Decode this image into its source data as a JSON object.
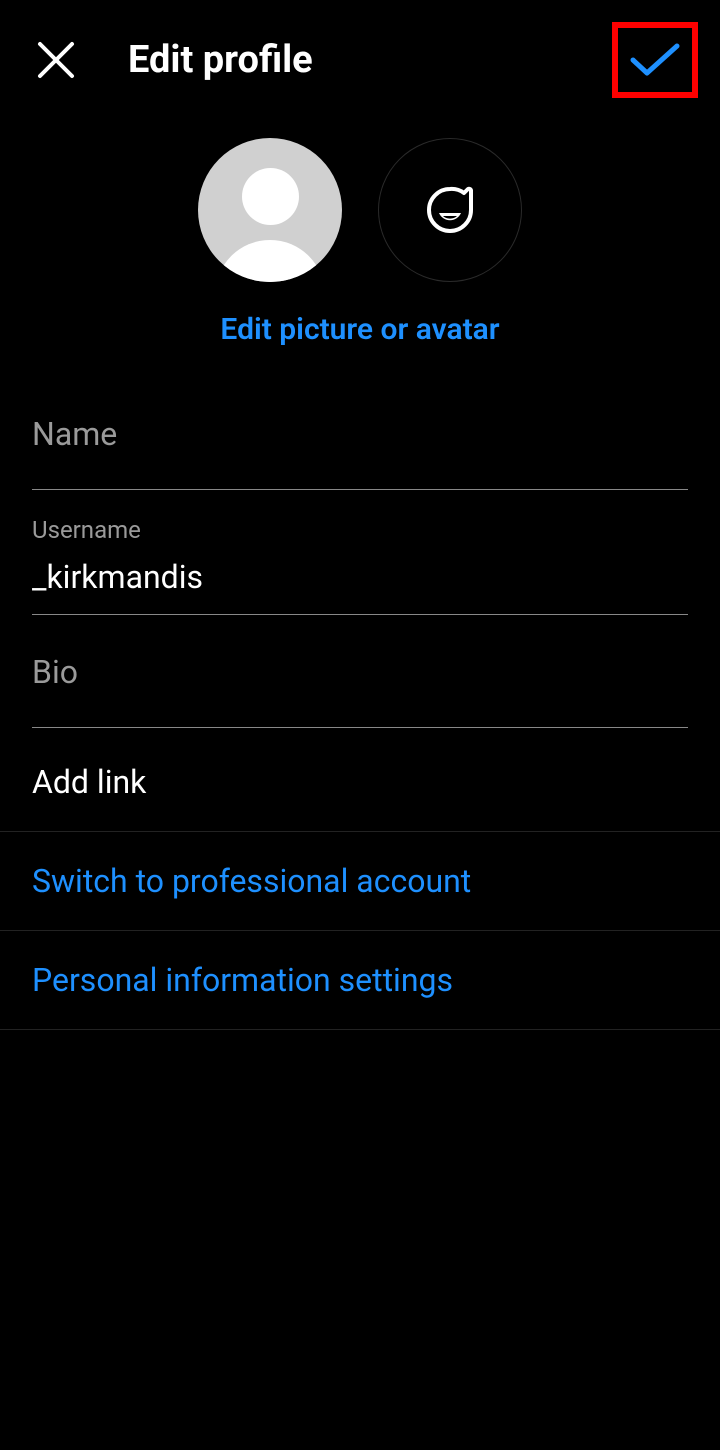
{
  "header": {
    "title": "Edit profile"
  },
  "avatar": {
    "edit_link": "Edit picture or avatar"
  },
  "fields": {
    "name_label": "Name",
    "name_value": "",
    "username_label": "Username",
    "username_value": "_kirkmandis",
    "bio_label": "Bio",
    "bio_value": ""
  },
  "links": {
    "add_link": "Add link",
    "switch_professional": "Switch to professional account",
    "personal_info": "Personal information settings"
  }
}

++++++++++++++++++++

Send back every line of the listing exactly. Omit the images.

Decode this image into its source data as a JSON object.
{
  "header": {
    "title": "Edit profile"
  },
  "avatar": {
    "edit_link": "Edit picture or avatar"
  },
  "fields": {
    "name_label": "Name",
    "name_value": "",
    "username_label": "Username",
    "username_value": "_kirkmandis",
    "bio_label": "Bio",
    "bio_value": ""
  },
  "links": {
    "add_link": "Add link",
    "switch_professional": "Switch to professional account",
    "personal_info": "Personal information settings"
  }
}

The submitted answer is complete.